Designed by architect Oscar Beauchemin, the Bijou opened in 1913 and was enlarged three years later.
“Theatre in workers’ section at Holyoke, Massachusetts”
Photographer: John Collier
Excerpts from Lost New England:
“Located on Main Street in the Flats neighborhood, it primarily catered to the city’s large population of factory workers, and it had one screen, with a seating capacity of 1,300.”
“…the Bijou was, at least by this point , a second run theater. One sign under the marquee promises ‘Big Shows at Small Prices’, while another sign indicates that the theater offered ‘Entire New Show Every Sun. Tues.
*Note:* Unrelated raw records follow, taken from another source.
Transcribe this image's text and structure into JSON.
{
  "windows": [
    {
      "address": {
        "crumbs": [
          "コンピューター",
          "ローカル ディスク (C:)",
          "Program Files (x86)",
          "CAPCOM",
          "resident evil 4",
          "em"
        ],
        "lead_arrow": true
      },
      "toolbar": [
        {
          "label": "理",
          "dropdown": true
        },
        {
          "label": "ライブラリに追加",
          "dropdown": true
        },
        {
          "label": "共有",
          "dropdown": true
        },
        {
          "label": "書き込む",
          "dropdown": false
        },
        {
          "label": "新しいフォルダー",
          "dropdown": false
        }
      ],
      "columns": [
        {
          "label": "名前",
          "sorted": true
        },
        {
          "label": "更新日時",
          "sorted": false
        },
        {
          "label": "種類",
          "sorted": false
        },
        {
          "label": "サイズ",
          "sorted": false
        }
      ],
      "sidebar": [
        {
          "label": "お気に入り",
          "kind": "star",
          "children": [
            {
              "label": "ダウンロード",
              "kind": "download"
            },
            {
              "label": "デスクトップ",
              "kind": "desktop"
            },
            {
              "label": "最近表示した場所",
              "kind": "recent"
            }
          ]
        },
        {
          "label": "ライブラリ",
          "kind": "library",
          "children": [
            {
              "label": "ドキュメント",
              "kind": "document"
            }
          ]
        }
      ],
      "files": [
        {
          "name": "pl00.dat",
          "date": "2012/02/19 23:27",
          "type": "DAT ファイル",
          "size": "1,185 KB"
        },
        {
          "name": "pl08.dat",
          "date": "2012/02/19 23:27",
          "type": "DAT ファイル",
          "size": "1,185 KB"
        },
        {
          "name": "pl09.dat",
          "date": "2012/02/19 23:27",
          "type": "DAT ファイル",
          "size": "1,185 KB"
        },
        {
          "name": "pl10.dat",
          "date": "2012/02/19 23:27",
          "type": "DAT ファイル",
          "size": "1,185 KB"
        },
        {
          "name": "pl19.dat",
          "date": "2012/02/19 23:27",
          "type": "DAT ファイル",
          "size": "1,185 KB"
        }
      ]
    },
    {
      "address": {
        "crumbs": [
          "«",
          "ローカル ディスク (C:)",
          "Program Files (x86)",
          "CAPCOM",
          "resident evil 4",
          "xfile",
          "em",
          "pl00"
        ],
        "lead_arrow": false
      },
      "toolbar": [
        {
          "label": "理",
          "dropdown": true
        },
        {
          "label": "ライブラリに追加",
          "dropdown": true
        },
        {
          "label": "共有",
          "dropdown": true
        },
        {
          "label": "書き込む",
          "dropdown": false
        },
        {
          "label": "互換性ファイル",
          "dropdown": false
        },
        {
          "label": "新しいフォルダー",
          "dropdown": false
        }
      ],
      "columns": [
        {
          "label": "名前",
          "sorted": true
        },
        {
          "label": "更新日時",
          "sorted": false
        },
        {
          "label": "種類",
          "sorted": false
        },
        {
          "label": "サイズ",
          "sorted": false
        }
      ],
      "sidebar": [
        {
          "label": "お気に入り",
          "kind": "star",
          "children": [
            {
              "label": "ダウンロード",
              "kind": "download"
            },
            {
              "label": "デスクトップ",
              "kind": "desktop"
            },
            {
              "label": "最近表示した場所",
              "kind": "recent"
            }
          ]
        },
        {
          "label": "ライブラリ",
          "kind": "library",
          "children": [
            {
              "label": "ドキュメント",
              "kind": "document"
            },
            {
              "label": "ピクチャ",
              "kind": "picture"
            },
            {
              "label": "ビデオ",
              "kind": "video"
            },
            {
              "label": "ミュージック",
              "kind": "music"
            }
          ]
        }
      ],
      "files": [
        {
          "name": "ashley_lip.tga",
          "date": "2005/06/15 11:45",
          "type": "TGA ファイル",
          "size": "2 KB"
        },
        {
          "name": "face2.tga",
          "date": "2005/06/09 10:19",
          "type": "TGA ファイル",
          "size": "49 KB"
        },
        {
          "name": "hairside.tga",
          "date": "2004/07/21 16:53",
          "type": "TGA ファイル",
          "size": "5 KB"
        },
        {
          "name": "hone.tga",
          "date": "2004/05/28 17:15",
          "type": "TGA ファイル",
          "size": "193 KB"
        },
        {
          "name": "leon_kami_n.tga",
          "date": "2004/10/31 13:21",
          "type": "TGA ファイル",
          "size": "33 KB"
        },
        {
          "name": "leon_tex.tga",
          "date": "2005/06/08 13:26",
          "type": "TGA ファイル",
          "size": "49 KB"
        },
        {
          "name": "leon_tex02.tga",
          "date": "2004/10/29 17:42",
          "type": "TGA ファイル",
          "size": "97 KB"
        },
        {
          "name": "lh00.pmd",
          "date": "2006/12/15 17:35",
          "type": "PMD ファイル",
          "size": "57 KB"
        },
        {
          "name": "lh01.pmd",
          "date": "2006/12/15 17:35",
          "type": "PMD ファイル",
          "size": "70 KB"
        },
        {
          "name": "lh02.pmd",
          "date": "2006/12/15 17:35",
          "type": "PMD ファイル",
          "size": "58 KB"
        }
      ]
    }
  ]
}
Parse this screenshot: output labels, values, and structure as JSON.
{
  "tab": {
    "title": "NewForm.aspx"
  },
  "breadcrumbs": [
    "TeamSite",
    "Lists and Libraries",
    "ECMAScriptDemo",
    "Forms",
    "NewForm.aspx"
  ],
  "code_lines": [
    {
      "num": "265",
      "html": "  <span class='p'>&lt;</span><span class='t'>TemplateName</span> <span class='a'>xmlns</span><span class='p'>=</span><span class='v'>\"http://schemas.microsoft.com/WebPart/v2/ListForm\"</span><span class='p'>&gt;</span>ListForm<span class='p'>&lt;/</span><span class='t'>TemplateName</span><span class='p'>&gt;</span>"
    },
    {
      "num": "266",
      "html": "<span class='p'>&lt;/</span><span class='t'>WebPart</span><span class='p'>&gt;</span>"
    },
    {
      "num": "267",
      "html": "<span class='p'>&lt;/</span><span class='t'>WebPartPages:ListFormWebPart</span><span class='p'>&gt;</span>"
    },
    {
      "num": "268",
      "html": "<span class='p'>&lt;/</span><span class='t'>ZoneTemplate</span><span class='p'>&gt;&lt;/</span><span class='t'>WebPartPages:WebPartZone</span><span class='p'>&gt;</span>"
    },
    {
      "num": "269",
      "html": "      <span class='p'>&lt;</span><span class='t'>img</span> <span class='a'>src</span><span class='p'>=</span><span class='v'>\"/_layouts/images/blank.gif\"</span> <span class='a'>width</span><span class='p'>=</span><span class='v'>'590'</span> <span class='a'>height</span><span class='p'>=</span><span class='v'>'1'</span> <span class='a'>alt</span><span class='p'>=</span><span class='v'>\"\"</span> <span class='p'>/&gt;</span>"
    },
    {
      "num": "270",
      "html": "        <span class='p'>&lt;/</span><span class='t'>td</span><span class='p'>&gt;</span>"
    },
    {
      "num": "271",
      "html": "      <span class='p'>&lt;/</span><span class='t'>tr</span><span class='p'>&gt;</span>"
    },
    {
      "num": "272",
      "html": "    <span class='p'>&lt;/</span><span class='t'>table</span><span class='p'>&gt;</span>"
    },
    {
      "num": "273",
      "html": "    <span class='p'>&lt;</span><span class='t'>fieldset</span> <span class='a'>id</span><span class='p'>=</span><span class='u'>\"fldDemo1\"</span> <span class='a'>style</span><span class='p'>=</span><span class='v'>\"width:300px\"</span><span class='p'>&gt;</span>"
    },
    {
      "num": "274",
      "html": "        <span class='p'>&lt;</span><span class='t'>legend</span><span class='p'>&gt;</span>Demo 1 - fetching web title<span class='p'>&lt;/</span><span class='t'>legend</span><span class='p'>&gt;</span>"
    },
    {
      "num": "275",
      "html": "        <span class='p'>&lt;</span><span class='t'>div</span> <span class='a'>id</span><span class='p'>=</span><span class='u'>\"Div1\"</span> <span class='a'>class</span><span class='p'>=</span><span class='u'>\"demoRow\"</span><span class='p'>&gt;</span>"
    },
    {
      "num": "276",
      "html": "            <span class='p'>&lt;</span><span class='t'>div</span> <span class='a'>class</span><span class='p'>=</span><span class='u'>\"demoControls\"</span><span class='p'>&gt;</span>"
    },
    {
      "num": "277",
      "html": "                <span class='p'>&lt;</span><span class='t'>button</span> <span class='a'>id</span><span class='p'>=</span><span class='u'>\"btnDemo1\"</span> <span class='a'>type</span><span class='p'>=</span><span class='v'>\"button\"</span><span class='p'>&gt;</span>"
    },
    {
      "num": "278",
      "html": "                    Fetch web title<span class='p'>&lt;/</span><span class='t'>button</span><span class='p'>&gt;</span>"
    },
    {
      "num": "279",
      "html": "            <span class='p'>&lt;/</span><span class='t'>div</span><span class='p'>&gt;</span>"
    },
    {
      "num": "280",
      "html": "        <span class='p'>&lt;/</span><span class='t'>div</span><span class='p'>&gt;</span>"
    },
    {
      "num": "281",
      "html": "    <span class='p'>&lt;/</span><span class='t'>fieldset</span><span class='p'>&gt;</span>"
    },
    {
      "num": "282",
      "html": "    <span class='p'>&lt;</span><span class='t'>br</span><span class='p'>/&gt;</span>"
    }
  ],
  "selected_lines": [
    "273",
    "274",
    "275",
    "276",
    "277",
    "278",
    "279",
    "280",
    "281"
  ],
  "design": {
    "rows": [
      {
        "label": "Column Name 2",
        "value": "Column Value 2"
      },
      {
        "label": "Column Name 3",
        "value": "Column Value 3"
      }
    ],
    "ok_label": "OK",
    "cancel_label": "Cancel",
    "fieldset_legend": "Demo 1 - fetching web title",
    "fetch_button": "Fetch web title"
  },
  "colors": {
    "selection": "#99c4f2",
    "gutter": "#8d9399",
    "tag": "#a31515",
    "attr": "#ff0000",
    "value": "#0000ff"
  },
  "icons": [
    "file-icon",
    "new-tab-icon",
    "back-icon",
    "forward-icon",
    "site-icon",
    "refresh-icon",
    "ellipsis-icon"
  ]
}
Fri.'”
The Springfield Republican, January 28, 1958:
“The Bijou property at the east side of Main St., north of Cabot St., which may be the site of a new parking facility for the South Holyoke area if the Board of Aldermen votes favorably on the order for the purchase of the property at a price of $51,500 plus the 1958 taxes, when the order is considered again at the meeting of Tuesday night next week.”
The Bjou was demolished in 1959 with a gas station now occupying the site.
Since 1997 theatre historian, Cezar Del Valle, has conducted a popular series of theatre talks and walks, available for historical societies, libraries, senior centers, etc.
Del Valle is the author of the Brooklyn Theatre Index, a three-volume history of borough theatres.
The first two chosen 2010 OUTSTANDING BOOK OF THE YEAR by the Theatre Historical Society. Final volume published in September 2014.
Currently seeking funding for “Editing & Formatting” the first three volumes of the Brooklyn Theatre Index, 3rd Edition